PPD symptoms can manifest any time after the baby's delivery. Some of my symptoms included:

  • Persistent sadness, an overwhelming feeling of emptiness
  • Intense fatigue, a lack of energy
  • Difficulty sleeping or sleeping too much
  • Loss of interest in activities I usually enjoyed
  • Feelings of worthlessness and guilt
  • Changes in appetite
  • Prolonged crying spells

Stigma around postpartum depression

Sadly, there is a stigma associated with postpartum depression, which can be incredibly isolating. Many women feel ashamed, embarrassed, or guilty about their PPD and often try to power through it without seeking help.

It's essential to remember that postpartum depression can happen to anyone, regardless of their race, income, or socioeconomic status. Still, there's an even more significant stigma for women of color, particularly in the Black community, that it's somehow a weakness or a failure to have depression.

Coping with PPD

Remember, getting help for PPD isn't a sign of weakness. It's a sign of strength. If you think you or a loved one may have PPD, remember to:

  • Speak up and tell your care team
  • Seek support from loved ones that you trust
  • Take advantage of preventive programs that help people with high risks of PPD
  • Practice self-care such as exercising, eating well, and getting enough sleep
  • Consider psychotherapy sessions with a licensed mental health therapist
  • Join a support group to connect with other moms experiencing postpartum depression

The importance of a supportive network

Having a support system can be instrumental in your recovery journey from postpartum depression. Don't forget to lean on your partner, family, and friends, and don't be afraid to ask for help.

Perhaps you'll also want to consider a doula for guidance during private moments, such as breastfeeding, as well as for other poignant moments as you comfortably navigate your way through motherhood.

You're not alone

Overall, postpartum depression is a common condition that affects many new moms. With the support of a doula, you may be able to identify the signs and symptoms early on and get the help you need to cope with it.

Remember to break the stigma surrounding PPD by speaking up and seeking support. Most importantly, take care of yourself and know you're not alone. You can beat PPD.

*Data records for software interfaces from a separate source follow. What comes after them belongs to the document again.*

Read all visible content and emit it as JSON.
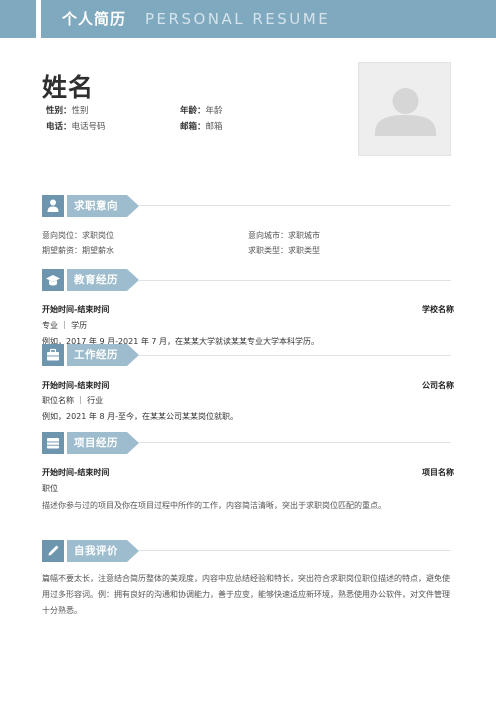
{
  "header": {
    "title_cn": "个人简历",
    "title_en": "PERSONAL RESUME"
  },
  "profile": {
    "name": "姓名",
    "gender_label": "性别：",
    "gender_value": "性别",
    "age_label": "年龄：",
    "age_value": "年龄",
    "phone_label": "电话：",
    "phone_value": "电话号码",
    "email_label": "邮箱：",
    "email_value": "邮箱",
    "photo_icon": "avatar-placeholder"
  },
  "sections": {
    "job": {
      "title": "求职意向",
      "icon": "person-icon",
      "position": "意向岗位：求职岗位",
      "city": "意向城市：求职城市",
      "salary": "期望薪资：期望薪水",
      "type": "求职类型：求职类型"
    },
    "education": {
      "title": "教育经历",
      "icon": "graduation-cap-icon",
      "time": "开始时间-结束时间",
      "school": "学校名称",
      "major": "专业 ｜ 学历",
      "desc": "例如，2017 年 9 月-2021 年 7 月，在某某大学就读某某专业大学本科学历。"
    },
    "work": {
      "title": "工作经历",
      "icon": "briefcase-icon",
      "time": "开始时间-结束时间",
      "company": "公司名称",
      "position": "职位名称 ｜ 行业",
      "desc": "例如，2021 年 8 月-至今，在某某公司某某岗位就职。"
    },
    "project": {
      "title": "项目经历",
      "icon": "folder-icon",
      "time": "开始时间-结束时间",
      "name": "项目名称",
      "role": "职位",
      "desc": "描述你参与过的项目及你在项目过程中所作的工作，内容简洁清晰，突出于求职岗位匹配的重点。"
    },
    "self": {
      "title": "自我评价",
      "icon": "pencil-icon",
      "desc": "篇幅不要太长，注意结合简历整体的美观度，内容中应总结经验和特长，突出符合求职岗位职位描述的特点，避免使用过多形容词。例：拥有良好的沟通和协调能力，善于应变，能够快速适应新环境，熟悉使用办公软件，对文件管理十分熟悉。"
    }
  },
  "colors": {
    "accent": "#7fa9bf",
    "icon_bg": "#6d95ad",
    "label_bg": "#9dbccd"
  }
}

This article represents the opinions, thoughts, and experiences of the author; none of this content has been paid for by any advertiser. The Postpartum.Mental-Health-Community.com team does not recommend or endorse any products or treatments discussed herein. Learn more about how we maintain editorial integrity here.